While I have been blogging for a few years now with varying spare time, this is the first time that I feel the need to publish an article series.
Introducing “Porting legacy PHP apps”, an eight part series of how-to’s, rules and recommendations, and a few bits and pieces of good advice to be published in the next weeks, with the first part of the series debuting this week. The term “legacy” in the title refers to code developed for PHP when PHP version 3 was common on most servers, and PHP4 was right around the corner, mostly used by “early adopters”. Wikipedia of course offers a definition of legacy code for us to read, and you will probably discover a few of those common criteria in this series.
Here is what you can expect to see
- Part One: Spotting legacy apps. The first part of the series will briefly discuss what a legacy PHP application actually is, and how you can run a quick check on your own applications to see if they qualify for being “dinosaurs”.
- Part Two: Rewrite, refactor, refine. Since we identified what apps are considered legacy apps, it is time to consider the available options. What’s worth the effort, and what not?
- Part Three: How to move your app forward. Now that we know more about the available options for making changes to our beloved app, we can take a close look at the type of code which needs to be updated.
- Part Four: It’s all in the process. Making changes to your app should not be done without a plan. Part four will supply the tools and tasks for you to make your plan.
- Part Five: The foundation. With PHP5 and future versions you do have the unique option to apply common development methods to your workflow. Test-driven, agile development is not restricted to Ruby and Ruby on Rails, it’s an option for PHP5, too. We’ll explore available options, both available frameworks, and building your own framework.
- Part Six: Breathing new life into the beast. This is all about Getting Real. By now you should have a plan, and the tools to start refreshing you app, and we’ll make the initial steps together.
- Part Seven: Are you prepared? Now that our app has made its’ steps into the future, we will take a look at the tasks we will face, once PHP5 leaves the stage, and makes room for PHP6. of course, assuming your customers still love your refreshed app.
- Part Eight: Final thoughts. This is it. The last part of the series will feature a few recommendations and probably wise words by me featuring insights gathered during my own endeavors with legacy PHP apps.

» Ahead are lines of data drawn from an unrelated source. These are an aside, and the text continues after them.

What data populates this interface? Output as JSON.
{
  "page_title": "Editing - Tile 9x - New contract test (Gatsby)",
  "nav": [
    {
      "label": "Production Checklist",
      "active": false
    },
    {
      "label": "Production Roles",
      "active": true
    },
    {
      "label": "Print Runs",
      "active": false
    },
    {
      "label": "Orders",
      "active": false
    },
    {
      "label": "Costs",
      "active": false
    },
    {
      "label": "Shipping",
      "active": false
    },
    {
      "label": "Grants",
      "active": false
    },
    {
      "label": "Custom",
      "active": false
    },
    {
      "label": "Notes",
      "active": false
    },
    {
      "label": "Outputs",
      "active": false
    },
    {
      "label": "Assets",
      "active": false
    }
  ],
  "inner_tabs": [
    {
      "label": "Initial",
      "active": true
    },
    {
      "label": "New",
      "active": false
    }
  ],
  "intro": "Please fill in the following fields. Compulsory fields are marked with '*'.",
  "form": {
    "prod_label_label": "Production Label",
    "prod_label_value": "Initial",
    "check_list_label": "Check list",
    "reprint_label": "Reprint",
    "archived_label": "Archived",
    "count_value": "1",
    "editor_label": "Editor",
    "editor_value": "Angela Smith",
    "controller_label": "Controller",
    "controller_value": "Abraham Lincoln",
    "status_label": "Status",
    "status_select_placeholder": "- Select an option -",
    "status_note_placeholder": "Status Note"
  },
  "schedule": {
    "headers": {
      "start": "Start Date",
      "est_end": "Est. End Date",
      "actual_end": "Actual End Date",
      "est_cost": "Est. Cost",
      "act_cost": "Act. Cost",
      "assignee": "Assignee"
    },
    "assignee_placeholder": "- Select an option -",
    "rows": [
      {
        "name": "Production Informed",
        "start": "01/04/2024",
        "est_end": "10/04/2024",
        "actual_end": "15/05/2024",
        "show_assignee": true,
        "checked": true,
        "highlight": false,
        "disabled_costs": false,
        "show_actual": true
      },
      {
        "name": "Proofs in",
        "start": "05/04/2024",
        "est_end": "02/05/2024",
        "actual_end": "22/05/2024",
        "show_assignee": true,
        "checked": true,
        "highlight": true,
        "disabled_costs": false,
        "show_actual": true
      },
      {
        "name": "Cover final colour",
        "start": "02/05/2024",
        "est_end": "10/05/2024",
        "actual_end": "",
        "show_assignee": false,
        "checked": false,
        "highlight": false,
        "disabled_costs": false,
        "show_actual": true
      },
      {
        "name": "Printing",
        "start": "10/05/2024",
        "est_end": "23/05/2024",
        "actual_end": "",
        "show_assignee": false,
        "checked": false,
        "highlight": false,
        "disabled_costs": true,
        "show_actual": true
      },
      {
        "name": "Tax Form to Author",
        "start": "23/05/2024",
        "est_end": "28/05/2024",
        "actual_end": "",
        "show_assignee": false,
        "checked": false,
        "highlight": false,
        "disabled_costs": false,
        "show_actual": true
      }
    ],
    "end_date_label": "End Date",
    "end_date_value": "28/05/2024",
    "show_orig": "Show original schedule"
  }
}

Code examples of legacy code and new code will be supplied with each part, and some will probably be taken from a few legacy apps that I currently work on as part of my contracted work.
See you back in a couple of days for part one of our series.